Line by line, copy out the data that follows.
---------- Dataset records
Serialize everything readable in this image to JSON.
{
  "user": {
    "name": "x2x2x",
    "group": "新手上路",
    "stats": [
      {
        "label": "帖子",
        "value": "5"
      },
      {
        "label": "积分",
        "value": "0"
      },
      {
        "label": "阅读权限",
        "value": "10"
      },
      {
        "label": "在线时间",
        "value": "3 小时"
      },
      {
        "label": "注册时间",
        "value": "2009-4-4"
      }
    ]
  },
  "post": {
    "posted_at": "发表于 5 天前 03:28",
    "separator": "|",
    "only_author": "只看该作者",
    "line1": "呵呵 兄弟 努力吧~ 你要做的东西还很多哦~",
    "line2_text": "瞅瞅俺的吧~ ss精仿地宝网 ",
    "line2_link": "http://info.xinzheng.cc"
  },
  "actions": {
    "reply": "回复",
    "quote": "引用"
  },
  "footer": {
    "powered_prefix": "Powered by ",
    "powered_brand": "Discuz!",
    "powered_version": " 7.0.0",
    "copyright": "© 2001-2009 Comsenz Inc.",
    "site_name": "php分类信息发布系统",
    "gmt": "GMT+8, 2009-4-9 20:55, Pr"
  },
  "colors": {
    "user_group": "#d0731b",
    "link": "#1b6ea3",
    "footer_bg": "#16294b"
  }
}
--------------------
**Exercise output**:
Serialize everything readable in this image to JSON.
{
  "user": {
    "name": "x2x2x",
    "group": "新手上路",
    "stats": [
      {
        "label": "帖子",
        "value": "5"
      },
      {
        "label": "积分",
        "value": "0"
      },
      {
        "label": "阅读权限",
        "value": "10"
      },
      {
        "label": "在线时间",
        "value": "3 小时"
      },
      {
        "label": "注册时间",
        "value": "2009-4-4"
      }
    ]
  },
  "post": {
    "posted_at": "发表于 5 天前 03:28",
    "separator": "|",
    "only_author": "只看该作者",
    "line1": "呵呵 兄弟 努力吧~ 你要做的东西还很多哦~",
    "line2_text": "瞅瞅俺的吧~ ss精仿地宝网 ",
    "line2_link": "http://info.xinzheng.cc"
  },
  "actions": {
    "reply": "回复",
    "quote": "引用"
  },
  "footer": {
    "powered_prefix": "Powered by ",
    "powered_brand": "Discuz!",
    "powered_version": " 7.0.0",
    "copyright": "© 2001-2009 Comsenz Inc.",
    "site_name": "php分类信息发布系统",
    "gmt": "GMT+8, 2009-4-9 20:55, Pr"
  },
  "colors": {
    "user_group": "#d0731b",
    "link": "#1b6ea3",
    "footer_bg": "#16294b"
  }
}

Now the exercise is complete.